• Curtis Taylor looks on. (NITV)Source: NITV
Nine artists from the remote western desert community of Parnngurr in central WA will protest Cameco and Mitsubishi’s proposed Kintyre uranium project on Martu native title determined country.
By
NITV Staff Writer

Source:
The Point
30 May 2016 - 6:58 PM  UPDATED 31 May 2016 - 10:49 AM

The artists' artwork 'Kalyu' tells how the land and water interact beneath the surface, the main concern about the uranium proposal going ahead.

Artist Curtis Taylor told 'The Point' the country is “really important” and he wants to sustain it.

“A lot of the stories in the painting talks about that and what would happen if it disappeared or got affected in some way,” he says.

“People had that fear they wouldn’t travel across that country, they wouldn’t hunt even in that area, or even drink that water from that area,” he says.

Anohni, an artist from Britain who travelled to the region to meet Curtis Taylor and other artists in 2013, says she admires the way the art mirrors the landscape.

“It’s as good as it gets” she told ‘The Point’.

She says uranium is “detrimental to humanity and nature” and hopes the community’s protest is successful.

On June 5, some of the community will walk one hundred kilometres from Parnngurr Aboriginal Community to the Kintyre uranium.

The project threatens Karlamilyi National Park (formerly known as Rudall River) WAs biggest national park, in the East Pilbara WA.
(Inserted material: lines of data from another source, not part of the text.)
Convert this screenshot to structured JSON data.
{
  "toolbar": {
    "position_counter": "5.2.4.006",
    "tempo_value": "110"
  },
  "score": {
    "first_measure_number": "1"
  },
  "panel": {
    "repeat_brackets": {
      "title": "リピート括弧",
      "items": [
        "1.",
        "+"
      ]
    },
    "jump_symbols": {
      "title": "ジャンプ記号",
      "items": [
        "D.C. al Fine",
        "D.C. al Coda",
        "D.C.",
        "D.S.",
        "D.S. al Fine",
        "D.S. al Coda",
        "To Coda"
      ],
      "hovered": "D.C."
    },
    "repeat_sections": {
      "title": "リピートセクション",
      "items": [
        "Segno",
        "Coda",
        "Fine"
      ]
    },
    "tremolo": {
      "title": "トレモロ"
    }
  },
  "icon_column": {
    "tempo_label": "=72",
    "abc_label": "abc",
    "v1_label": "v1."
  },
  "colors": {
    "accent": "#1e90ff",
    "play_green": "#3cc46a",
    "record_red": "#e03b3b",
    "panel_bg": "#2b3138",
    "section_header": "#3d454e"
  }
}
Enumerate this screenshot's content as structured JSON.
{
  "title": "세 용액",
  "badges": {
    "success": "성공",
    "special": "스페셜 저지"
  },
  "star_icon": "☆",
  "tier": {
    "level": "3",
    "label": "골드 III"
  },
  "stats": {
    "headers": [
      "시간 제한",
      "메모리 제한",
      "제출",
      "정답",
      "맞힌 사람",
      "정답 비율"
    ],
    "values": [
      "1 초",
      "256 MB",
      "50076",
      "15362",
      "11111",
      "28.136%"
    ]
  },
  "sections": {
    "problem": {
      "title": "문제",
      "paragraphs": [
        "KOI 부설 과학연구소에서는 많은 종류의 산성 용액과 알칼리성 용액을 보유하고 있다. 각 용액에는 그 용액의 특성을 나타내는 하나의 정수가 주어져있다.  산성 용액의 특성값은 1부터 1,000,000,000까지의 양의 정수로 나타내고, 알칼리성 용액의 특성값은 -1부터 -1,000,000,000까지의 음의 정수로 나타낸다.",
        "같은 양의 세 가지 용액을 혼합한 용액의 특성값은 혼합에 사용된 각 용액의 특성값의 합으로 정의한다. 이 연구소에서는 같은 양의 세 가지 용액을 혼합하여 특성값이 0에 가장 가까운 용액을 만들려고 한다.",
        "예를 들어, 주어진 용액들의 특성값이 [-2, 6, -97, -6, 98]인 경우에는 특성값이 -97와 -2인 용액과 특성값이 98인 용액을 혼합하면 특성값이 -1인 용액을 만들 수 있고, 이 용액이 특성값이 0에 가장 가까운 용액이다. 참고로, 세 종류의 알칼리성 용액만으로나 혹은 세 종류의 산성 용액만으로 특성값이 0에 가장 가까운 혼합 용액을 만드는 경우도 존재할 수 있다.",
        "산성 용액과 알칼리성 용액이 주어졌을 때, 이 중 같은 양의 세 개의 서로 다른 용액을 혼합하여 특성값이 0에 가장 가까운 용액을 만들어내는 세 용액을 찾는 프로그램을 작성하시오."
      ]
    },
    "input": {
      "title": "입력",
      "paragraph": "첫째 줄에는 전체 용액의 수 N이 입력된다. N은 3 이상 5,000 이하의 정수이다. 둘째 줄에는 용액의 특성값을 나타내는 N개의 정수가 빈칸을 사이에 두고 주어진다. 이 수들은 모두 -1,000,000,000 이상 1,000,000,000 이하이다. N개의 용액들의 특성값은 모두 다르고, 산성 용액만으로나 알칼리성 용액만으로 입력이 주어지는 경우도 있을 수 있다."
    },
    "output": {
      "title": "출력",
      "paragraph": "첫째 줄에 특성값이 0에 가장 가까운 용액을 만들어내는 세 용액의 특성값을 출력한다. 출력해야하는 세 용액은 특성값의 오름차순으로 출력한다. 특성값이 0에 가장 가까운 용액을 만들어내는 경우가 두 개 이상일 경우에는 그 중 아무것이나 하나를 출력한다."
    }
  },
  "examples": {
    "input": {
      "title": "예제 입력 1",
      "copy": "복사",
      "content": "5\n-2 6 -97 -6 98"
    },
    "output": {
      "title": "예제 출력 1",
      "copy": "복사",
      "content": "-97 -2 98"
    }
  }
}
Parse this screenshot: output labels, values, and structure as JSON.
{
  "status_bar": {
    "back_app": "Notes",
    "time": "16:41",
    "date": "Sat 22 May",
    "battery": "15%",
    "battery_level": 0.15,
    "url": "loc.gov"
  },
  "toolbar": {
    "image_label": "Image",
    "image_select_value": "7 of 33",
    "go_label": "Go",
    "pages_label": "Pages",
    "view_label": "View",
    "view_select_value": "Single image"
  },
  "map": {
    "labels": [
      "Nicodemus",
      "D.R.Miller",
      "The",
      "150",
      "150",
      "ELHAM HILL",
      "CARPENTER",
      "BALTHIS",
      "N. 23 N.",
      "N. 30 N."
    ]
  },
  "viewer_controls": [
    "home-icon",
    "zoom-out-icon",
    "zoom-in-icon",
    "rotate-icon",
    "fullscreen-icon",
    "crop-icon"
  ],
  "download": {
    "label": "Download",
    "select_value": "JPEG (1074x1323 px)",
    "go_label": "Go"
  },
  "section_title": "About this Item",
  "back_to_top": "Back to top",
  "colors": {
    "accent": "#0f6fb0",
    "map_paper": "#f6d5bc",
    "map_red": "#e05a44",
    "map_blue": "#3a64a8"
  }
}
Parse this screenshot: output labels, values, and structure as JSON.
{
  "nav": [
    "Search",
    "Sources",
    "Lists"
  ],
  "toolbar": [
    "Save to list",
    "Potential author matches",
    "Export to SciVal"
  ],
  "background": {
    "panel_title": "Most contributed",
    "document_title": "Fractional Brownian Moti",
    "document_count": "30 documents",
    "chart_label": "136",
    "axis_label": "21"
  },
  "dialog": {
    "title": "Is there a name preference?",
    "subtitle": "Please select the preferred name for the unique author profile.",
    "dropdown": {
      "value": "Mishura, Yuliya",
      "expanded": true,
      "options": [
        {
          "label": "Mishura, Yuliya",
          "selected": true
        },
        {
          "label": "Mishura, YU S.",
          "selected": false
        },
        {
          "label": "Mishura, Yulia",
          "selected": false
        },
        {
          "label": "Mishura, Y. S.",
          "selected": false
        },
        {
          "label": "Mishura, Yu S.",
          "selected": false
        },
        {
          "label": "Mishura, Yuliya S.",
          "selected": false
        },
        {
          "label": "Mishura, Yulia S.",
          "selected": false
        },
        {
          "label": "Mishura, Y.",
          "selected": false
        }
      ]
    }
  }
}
The artists’ artwork Kalyu tells how the land and water interact beneath the surface, the main concern about the uranium proposal going ahead.

 

For more discussions on contemporary art, watch Colour Theory Season 3 on NITV at 9.00pm on Sunday from 12 June.